NPR : News

Filed Under:

Superfood Kale In The Limelight

What is it with kale? That's what one of our producers asked this week, after hearing about the "Eat More Kale" standoff between Vermont t-shirt maker Bo Muller-Moore and the fast-food chain Chick-fil-A. (Check this story on last night's All Things Considered for more details.)

It's true that kale seems to be enjoying a certain limelight these days, and not just because Vermont Gov. Peter Shumlin was willing to say publicly, "Don't mess with kale."

Maybe it's because it's one of the only dark leafy green vegetables to break into the chip world. Pricey kale chips are suddenly being given prominent positions in upscale stores like Whole Foods. The dark leafy green is also creeping onto some unlikely restaurant menus — like an Olive Garden soup.

As Nancy Shute reported earlier this year, some farmers are now growing and selling several varieties of kale at once to meet demand: Scottish curly kale, red Russian kale and dark-leaved toscano, to name a few.

Why has kale gotten an edge on all the other dark leafy greens? Tamara Duker Freeman, a dietician and nutritionist with a fantastic blog called What I'm Eating Now, says kale scores a perfect 1,000 on the Aggregate Nutrient Density Index, a food-rating system that measures nutrients per calorie. "While I view the term 'superfood' with more than a healthy dose of skepticism (it's more of a marketing term than a nutrition term), I would be hard-pressed to come up with a food more deserving of the title," Duker Freeeman says of kale.

Nutritionally, kale has Vitamins K, A and C, and calcium and iron going for it. Kale's distinctive crunch is also likely to appeal to people of all ages, says Duker Freeman.

Kale's advantage might also be in its flavor. According to Kitchen Window contributor Susan Russo, kale and spinach are among the sweetest greens. Collards, meanwhile, are earthy and grassy, while turnip and mustard greens in contrast have a distinctively bitter flavor.

Though we may think of kale as a farmers' market item, it was originally a food of Europe and then of Africa. It's also been on Southern menus for centuries, along with collard greens. This is one reason a new African-American food pyramid has a prominent layer devoted entirely to greens: collards, chard, kale and spinach. And don't forget that sukuma wiki, kale or collards chopped fine and sauteed, is a staple in Kenya.

Copyright 2011 National Public Radio. To see more, visit http://www.npr.org/.

NPR

How Photos Of Crisis Can Shape The Events They Represent

NPR's Rachel Martin talks with Kira Pollack, director of photography and visual enterprise at Time, about how iconic photos might affect the conversation about the events they have come to represent.
NPR

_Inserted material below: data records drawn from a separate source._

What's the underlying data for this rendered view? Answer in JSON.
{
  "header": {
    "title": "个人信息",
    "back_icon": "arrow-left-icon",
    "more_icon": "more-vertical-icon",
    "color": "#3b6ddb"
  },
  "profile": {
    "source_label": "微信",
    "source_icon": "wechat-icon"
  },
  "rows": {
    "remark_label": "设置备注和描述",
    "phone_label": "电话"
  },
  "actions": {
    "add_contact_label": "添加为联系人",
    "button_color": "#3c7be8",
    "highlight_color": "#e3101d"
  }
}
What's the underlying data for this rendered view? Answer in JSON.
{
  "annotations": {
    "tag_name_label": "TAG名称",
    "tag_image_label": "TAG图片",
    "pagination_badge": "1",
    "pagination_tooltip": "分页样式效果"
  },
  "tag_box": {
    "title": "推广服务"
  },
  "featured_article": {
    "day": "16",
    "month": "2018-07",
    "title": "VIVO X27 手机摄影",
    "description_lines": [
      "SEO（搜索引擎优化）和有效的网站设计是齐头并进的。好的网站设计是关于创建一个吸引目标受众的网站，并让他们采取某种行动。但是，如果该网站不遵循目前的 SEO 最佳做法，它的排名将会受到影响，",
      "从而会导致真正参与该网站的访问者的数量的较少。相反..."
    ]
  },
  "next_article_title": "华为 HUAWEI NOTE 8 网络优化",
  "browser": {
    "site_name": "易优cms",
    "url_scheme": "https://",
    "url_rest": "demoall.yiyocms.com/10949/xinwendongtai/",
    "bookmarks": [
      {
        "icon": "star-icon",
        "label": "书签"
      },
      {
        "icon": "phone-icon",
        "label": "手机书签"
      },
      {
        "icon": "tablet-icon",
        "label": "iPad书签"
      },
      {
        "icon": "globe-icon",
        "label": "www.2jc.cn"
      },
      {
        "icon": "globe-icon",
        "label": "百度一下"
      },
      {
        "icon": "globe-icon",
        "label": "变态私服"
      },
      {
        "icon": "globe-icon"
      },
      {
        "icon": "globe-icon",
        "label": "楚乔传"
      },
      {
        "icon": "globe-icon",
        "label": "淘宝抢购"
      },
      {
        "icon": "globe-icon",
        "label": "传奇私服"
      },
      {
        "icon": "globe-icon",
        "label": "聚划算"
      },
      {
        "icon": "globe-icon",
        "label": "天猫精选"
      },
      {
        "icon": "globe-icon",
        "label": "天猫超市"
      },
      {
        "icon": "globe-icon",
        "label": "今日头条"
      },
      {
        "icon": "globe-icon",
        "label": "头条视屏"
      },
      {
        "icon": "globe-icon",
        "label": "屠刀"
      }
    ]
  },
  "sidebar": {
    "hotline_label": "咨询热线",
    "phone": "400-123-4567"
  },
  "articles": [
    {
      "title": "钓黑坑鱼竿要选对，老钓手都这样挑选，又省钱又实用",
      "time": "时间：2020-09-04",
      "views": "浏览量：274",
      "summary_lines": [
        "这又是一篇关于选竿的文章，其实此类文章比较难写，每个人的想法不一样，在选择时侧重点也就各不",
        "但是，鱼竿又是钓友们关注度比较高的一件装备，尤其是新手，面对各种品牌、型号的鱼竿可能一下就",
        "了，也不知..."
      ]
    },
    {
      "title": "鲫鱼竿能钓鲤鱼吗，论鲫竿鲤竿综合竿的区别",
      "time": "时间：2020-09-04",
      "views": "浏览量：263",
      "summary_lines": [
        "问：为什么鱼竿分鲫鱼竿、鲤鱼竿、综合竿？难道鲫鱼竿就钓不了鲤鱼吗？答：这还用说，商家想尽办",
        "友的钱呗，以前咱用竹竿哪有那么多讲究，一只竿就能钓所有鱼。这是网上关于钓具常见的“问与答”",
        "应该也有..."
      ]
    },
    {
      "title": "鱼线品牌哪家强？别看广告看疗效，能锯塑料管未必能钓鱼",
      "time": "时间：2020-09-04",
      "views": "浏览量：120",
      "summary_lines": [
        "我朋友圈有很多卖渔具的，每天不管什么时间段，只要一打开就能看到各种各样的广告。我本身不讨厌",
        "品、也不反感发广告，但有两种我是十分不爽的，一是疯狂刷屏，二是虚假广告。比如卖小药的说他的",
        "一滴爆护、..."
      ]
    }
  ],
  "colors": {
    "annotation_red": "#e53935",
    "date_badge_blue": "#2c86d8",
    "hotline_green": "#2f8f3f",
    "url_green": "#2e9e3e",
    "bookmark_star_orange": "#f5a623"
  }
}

How Big Egg Tried To Bring Down Little 'Mayo' (And Failed)

Newly released emails from the American Egg Board reveal embarrassing details about its fight against the vegan product Just Mayo. Industry critics say the board's antics may have broken the law.
WAMU 88.5

Friday News Roundup - International

Hungary struggles to deal with thousands of migrants at a Budapest train station. World leaders react to news the Obama administration clears a hurdle on the Iran nuclear deal. And the king of Saudi Arabia makes his first official visit to Washington. A panel of journalists joins guest host Tamara Keith for analysis of the week's top international news stories.

NPR

How The Architect Of Netflix's Innovative Culture Lost Her Job To The System

Netflix is famous for pioneering a company culture that demands standout results from every employee. One of the architects of this philosophy ended up losing her job to the system she created.

Leave a Comment

Help keep the conversation civil. Please refer to our Terms of Use and Code of Conduct before posting your comments.